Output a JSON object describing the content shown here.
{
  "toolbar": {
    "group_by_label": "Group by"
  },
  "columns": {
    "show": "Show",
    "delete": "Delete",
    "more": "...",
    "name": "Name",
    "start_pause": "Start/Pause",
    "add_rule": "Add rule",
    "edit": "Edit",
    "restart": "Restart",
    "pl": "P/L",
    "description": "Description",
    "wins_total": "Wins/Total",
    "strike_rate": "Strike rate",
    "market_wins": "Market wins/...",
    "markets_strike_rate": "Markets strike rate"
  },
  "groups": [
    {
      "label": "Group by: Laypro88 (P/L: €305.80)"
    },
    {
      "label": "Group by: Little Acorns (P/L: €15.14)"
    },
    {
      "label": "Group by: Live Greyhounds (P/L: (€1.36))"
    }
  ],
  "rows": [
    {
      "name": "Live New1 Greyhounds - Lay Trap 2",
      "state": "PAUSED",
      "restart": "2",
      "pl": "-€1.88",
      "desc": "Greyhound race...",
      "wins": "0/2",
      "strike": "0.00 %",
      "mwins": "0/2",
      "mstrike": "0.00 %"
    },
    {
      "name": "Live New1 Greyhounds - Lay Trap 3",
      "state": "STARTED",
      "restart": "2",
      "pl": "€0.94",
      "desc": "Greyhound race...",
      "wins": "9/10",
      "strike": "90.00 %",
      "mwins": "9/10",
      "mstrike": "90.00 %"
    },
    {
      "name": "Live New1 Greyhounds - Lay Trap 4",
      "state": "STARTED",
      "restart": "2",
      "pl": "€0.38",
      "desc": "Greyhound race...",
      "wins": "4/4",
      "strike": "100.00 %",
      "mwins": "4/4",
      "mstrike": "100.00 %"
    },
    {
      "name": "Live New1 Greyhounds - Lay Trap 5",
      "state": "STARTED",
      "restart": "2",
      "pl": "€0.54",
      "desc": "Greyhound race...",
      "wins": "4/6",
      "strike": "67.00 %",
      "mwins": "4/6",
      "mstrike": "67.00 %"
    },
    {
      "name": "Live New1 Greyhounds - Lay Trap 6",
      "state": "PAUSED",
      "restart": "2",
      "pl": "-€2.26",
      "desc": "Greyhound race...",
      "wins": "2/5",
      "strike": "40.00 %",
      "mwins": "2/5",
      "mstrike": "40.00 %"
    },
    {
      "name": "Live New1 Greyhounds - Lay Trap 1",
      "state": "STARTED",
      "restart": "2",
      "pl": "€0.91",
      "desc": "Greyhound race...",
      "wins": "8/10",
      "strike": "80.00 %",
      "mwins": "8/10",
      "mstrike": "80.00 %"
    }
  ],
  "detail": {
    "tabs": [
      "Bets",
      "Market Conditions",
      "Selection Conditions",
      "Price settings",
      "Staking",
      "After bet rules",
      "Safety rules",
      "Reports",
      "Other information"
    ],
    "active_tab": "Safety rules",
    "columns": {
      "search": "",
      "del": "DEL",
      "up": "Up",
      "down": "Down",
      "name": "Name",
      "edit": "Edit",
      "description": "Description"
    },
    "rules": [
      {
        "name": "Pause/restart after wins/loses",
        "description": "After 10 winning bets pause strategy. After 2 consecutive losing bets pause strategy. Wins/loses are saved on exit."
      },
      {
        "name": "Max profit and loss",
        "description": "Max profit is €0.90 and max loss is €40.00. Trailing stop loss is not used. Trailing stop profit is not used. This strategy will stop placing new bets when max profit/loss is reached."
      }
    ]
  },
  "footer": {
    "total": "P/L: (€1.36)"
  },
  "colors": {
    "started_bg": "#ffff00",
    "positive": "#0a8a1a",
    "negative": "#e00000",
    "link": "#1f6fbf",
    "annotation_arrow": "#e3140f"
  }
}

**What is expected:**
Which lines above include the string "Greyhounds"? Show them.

**Reply:**
      "label": "Group by: Live Greyhounds (P/L: (€1.36))"
      "name": "Live New1 Greyhounds - Lay Trap 2",
      "name": "Live New1 Greyhounds - Lay Trap 3",
      "name": "Live New1 Greyhounds - Lay Trap 4",
      "name": "Live New1 Greyhounds - Lay Trap 5",
      "name": "Live New1 Greyhounds - Lay Trap 6",
      "name": "Live New1 Greyhounds - Lay Trap 1",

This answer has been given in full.